The records: Begin

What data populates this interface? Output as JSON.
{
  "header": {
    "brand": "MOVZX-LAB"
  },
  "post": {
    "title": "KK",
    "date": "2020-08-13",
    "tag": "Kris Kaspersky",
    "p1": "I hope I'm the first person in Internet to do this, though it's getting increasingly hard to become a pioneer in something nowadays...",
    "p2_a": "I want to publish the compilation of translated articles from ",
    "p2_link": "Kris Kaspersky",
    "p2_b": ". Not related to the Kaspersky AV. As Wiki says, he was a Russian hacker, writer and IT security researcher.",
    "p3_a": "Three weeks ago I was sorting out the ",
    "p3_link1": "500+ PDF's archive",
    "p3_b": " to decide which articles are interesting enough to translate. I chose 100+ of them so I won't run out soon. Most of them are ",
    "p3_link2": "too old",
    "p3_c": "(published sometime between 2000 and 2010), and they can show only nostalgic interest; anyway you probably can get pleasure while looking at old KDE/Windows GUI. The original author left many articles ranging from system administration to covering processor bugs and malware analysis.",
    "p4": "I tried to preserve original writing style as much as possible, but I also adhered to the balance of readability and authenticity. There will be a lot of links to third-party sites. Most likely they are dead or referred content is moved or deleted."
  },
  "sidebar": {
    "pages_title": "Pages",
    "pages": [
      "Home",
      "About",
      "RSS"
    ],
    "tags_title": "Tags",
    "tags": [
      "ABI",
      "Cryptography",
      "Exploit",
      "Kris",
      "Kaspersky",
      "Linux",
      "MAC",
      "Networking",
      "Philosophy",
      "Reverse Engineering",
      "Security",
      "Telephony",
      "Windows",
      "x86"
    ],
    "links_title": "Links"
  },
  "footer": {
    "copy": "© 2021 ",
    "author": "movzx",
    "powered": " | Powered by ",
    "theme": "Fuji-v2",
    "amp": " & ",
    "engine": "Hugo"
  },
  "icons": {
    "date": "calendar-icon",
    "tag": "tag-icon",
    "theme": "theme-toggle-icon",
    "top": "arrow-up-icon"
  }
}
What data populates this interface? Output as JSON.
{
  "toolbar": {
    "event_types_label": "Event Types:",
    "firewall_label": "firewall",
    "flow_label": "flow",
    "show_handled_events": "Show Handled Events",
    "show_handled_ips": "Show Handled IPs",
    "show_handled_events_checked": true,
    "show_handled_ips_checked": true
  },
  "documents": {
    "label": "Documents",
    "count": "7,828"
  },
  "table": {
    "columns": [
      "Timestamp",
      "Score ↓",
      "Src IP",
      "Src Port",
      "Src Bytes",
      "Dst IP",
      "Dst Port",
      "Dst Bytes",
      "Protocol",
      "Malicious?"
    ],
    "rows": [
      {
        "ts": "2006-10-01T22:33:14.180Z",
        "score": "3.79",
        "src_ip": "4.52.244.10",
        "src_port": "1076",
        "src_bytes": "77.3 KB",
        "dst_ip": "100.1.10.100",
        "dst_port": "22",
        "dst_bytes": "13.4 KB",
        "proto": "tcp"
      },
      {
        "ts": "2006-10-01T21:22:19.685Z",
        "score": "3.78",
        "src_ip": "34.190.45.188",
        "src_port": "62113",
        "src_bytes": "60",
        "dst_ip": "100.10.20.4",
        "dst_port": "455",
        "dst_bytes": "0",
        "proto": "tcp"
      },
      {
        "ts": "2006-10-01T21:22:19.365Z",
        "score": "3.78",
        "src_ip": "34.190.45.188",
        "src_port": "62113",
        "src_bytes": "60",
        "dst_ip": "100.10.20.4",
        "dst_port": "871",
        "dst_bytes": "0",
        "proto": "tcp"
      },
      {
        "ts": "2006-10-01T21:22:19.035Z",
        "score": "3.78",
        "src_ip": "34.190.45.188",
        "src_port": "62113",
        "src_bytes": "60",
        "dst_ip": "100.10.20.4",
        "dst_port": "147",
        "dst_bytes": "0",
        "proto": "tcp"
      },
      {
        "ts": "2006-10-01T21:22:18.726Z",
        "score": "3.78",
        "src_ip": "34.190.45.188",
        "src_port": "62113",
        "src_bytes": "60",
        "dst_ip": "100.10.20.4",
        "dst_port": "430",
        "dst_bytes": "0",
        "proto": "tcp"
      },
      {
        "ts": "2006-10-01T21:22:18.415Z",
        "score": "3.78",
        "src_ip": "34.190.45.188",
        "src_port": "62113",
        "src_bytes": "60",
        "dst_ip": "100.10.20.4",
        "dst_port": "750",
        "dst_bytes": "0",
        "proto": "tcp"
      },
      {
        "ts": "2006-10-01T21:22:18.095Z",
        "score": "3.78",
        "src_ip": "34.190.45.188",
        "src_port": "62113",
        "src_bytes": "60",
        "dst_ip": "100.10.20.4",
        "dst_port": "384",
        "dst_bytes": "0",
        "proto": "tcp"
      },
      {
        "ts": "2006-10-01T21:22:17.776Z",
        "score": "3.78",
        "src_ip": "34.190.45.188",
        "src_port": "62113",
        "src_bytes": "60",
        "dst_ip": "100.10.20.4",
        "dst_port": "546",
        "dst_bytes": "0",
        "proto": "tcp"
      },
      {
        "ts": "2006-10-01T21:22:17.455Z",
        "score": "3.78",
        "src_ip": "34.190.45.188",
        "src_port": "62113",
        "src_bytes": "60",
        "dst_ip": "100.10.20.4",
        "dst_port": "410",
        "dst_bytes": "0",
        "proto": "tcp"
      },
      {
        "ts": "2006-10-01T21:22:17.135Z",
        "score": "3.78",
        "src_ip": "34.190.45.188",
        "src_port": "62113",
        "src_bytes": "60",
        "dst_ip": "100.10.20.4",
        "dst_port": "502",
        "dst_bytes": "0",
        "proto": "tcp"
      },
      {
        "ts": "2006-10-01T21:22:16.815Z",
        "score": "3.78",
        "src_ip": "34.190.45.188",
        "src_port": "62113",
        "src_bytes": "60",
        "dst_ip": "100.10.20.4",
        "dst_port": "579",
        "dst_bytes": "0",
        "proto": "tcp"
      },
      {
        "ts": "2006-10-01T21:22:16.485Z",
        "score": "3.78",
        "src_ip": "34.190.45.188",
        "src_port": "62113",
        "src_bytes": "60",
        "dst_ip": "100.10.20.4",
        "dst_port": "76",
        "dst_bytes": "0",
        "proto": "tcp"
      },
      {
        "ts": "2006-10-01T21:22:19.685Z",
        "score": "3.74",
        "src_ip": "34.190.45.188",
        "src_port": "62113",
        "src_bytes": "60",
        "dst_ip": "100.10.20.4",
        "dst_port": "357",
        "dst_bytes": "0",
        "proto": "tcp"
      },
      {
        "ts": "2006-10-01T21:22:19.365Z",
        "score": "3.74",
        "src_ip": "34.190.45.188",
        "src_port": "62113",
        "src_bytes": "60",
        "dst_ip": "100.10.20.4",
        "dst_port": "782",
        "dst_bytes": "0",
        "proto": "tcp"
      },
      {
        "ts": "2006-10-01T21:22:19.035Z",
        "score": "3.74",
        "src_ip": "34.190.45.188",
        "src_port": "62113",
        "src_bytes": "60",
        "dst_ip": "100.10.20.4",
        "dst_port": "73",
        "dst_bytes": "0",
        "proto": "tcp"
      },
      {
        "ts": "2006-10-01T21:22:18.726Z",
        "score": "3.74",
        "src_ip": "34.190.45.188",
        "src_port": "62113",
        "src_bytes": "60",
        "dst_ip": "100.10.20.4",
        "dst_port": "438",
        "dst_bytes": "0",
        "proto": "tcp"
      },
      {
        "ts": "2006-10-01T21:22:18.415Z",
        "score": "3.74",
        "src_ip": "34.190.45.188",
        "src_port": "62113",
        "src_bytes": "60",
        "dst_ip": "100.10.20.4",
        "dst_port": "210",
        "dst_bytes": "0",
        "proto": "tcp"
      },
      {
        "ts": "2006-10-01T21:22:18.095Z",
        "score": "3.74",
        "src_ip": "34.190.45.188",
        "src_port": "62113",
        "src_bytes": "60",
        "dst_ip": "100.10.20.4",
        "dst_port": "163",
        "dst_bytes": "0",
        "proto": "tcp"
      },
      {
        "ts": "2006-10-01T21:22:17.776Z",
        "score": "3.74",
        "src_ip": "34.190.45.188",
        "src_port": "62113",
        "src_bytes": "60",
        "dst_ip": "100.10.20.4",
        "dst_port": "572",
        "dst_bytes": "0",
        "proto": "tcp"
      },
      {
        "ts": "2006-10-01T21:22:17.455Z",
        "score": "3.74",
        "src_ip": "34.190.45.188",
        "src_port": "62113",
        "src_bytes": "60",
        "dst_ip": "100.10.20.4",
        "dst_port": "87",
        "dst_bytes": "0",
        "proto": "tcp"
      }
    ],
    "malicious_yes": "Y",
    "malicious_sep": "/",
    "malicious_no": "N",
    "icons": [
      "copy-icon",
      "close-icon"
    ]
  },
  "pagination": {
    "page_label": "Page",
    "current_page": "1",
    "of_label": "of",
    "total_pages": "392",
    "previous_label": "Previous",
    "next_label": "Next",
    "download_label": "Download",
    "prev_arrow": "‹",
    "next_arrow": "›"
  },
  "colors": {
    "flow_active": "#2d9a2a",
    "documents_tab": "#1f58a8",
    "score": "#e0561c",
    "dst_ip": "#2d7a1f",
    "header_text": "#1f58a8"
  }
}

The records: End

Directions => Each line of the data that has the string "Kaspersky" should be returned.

Answer space =>
    "tag": "Kris Kaspersky",
    "p2_link": "Kris Kaspersky",
    "p2_b": ". Not related to the Kaspersky AV. As Wiki says, he was a Russian hacker, writer and IT security researcher.",
      "Kaspersky",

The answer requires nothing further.